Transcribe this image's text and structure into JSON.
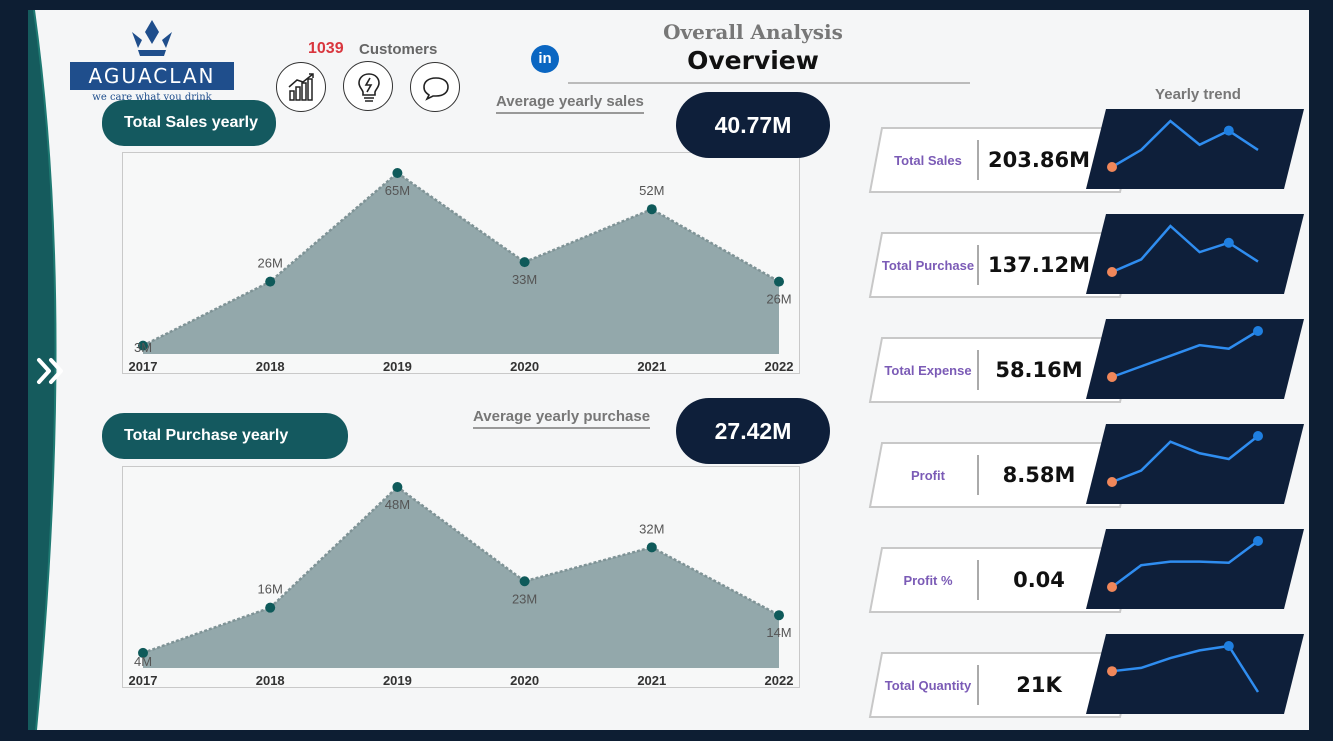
{
  "brand": {
    "name": "AGUACLAN",
    "tagline": "we care what you drink"
  },
  "customers": {
    "count": "1039",
    "label": "Customers"
  },
  "header": {
    "title": "Overall Analysis",
    "subtitle": "Overview"
  },
  "icons": {
    "expand": "double-chevron-right-icon",
    "nav1": "growth-chart-icon",
    "nav2": "lightbulb-icon",
    "nav3": "chat-bubble-icon",
    "social": "linkedin-icon"
  },
  "linkedin_text": "in",
  "sales_panel": {
    "pill": "Total Sales yearly",
    "avg_label": "Average yearly sales",
    "avg_value": "40.77M"
  },
  "purchase_panel": {
    "pill": "Total Purchase yearly",
    "avg_label": "Average yearly purchase",
    "avg_value": "27.42M"
  },
  "yearly_trend_title": "Yearly trend",
  "kpis": [
    {
      "name": "Total Sales",
      "value": "203.86M"
    },
    {
      "name": "Total Purchase",
      "value": "137.12M"
    },
    {
      "name": "Total Expense",
      "value": "58.16M"
    },
    {
      "name": "Profit",
      "value": "8.58M"
    },
    {
      "name": "Profit %",
      "value": "0.04"
    },
    {
      "name": "Total Quantity",
      "value": "21K"
    }
  ],
  "colors": {
    "frame_bg": "#0d1e33",
    "area_fill": "#93a8ab",
    "point": "#0f5a5a",
    "pill": "#14595f",
    "kpi_dark": "#0e1f3a",
    "spark_line": "#2f8df0",
    "spark_start": "#f0875a",
    "count_red": "#d9363e",
    "kpi_label": "#7b5bb6"
  },
  "chart_data": [
    {
      "type": "area",
      "title": "Total Sales yearly",
      "categories": [
        "2017",
        "2018",
        "2019",
        "2020",
        "2021",
        "2022"
      ],
      "values": [
        3,
        26,
        65,
        33,
        52,
        26
      ],
      "labels": [
        "3M",
        "26M",
        "65M",
        "33M",
        "52M",
        "26M"
      ],
      "ylim": [
        0,
        65
      ]
    },
    {
      "type": "area",
      "title": "Total Purchase yearly",
      "categories": [
        "2017",
        "2018",
        "2019",
        "2020",
        "2021",
        "2022"
      ],
      "values": [
        4,
        16,
        48,
        23,
        32,
        14
      ],
      "labels": [
        "4M",
        "16M",
        "48M",
        "23M",
        "32M",
        "14M"
      ],
      "ylim": [
        0,
        48
      ]
    },
    {
      "type": "line",
      "title": "Yearly trend",
      "series": [
        {
          "values": [
            3,
            26,
            65,
            33,
            52,
            26
          ]
        },
        {
          "values": [
            4,
            16,
            48,
            23,
            32,
            14
          ]
        },
        {
          "values": [
            3,
            6,
            9,
            12,
            11,
            16
          ]
        },
        {
          "values": [
            1,
            2,
            4.5,
            3.5,
            3,
            5
          ]
        },
        {
          "values": [
            0.1,
            0.28,
            0.31,
            0.31,
            0.3,
            0.48
          ]
        },
        {
          "values": [
            1,
            1.3,
            2.2,
            2.9,
            3.3,
            -0.9
          ]
        }
      ]
    }
  ]
}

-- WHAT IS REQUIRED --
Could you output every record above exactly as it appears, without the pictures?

-- SOLUTION FOR THIS EXERCISE --
Transcribe this image's text and structure into JSON.
{
  "brand": {
    "name": "AGUACLAN",
    "tagline": "we care what you drink"
  },
  "customers": {
    "count": "1039",
    "label": "Customers"
  },
  "header": {
    "title": "Overall Analysis",
    "subtitle": "Overview"
  },
  "icons": {
    "expand": "double-chevron-right-icon",
    "nav1": "growth-chart-icon",
    "nav2": "lightbulb-icon",
    "nav3": "chat-bubble-icon",
    "social": "linkedin-icon"
  },
  "linkedin_text": "in",
  "sales_panel": {
    "pill": "Total Sales yearly",
    "avg_label": "Average yearly sales",
    "avg_value": "40.77M"
  },
  "purchase_panel": {
    "pill": "Total Purchase yearly",
    "avg_label": "Average yearly purchase",
    "avg_value": "27.42M"
  },
  "yearly_trend_title": "Yearly trend",
  "kpis": [
    {
      "name": "Total Sales",
      "value": "203.86M"
    },
    {
      "name": "Total Purchase",
      "value": "137.12M"
    },
    {
      "name": "Total Expense",
      "value": "58.16M"
    },
    {
      "name": "Profit",
      "value": "8.58M"
    },
    {
      "name": "Profit %",
      "value": "0.04"
    },
    {
      "name": "Total Quantity",
      "value": "21K"
    }
  ],
  "colors": {
    "frame_bg": "#0d1e33",
    "area_fill": "#93a8ab",
    "point": "#0f5a5a",
    "pill": "#14595f",
    "kpi_dark": "#0e1f3a",
    "spark_line": "#2f8df0",
    "spark_start": "#f0875a",
    "count_red": "#d9363e",
    "kpi_label": "#7b5bb6"
  },
  "chart_data": [
    {
      "type": "area",
      "title": "Total Sales yearly",
      "categories": [
        "2017",
        "2018",
        "2019",
        "2020",
        "2021",
        "2022"
      ],
      "values": [
        3,
        26,
        65,
        33,
        52,
        26
      ],
      "labels": [
        "3M",
        "26M",
        "65M",
        "33M",
        "52M",
        "26M"
      ],
      "ylim": [
        0,
        65
      ]
    },
    {
      "type": "area",
      "title": "Total Purchase yearly",
      "categories": [
        "2017",
        "2018",
        "2019",
        "2020",
        "2021",
        "2022"
      ],
      "values": [
        4,
        16,
        48,
        23,
        32,
        14
      ],
      "labels": [
        "4M",
        "16M",
        "48M",
        "23M",
        "32M",
        "14M"
      ],
      "ylim": [
        0,
        48
      ]
    },
    {
      "type": "line",
      "title": "Yearly trend",
      "series": [
        {
          "values": [
            3,
            26,
            65,
            33,
            52,
            26
          ]
        },
        {
          "values": [
            4,
            16,
            48,
            23,
            32,
            14
          ]
        },
        {
          "values": [
            3,
            6,
            9,
            12,
            11,
            16
          ]
        },
        {
          "values": [
            1,
            2,
            4.5,
            3.5,
            3,
            5
          ]
        },
        {
          "values": [
            0.1,
            0.28,
            0.31,
            0.31,
            0.3,
            0.48
          ]
        },
        {
          "values": [
            1,
            1.3,
            2.2,
            2.9,
            3.3,
            -0.9
          ]
        }
      ]
    }
  ]
}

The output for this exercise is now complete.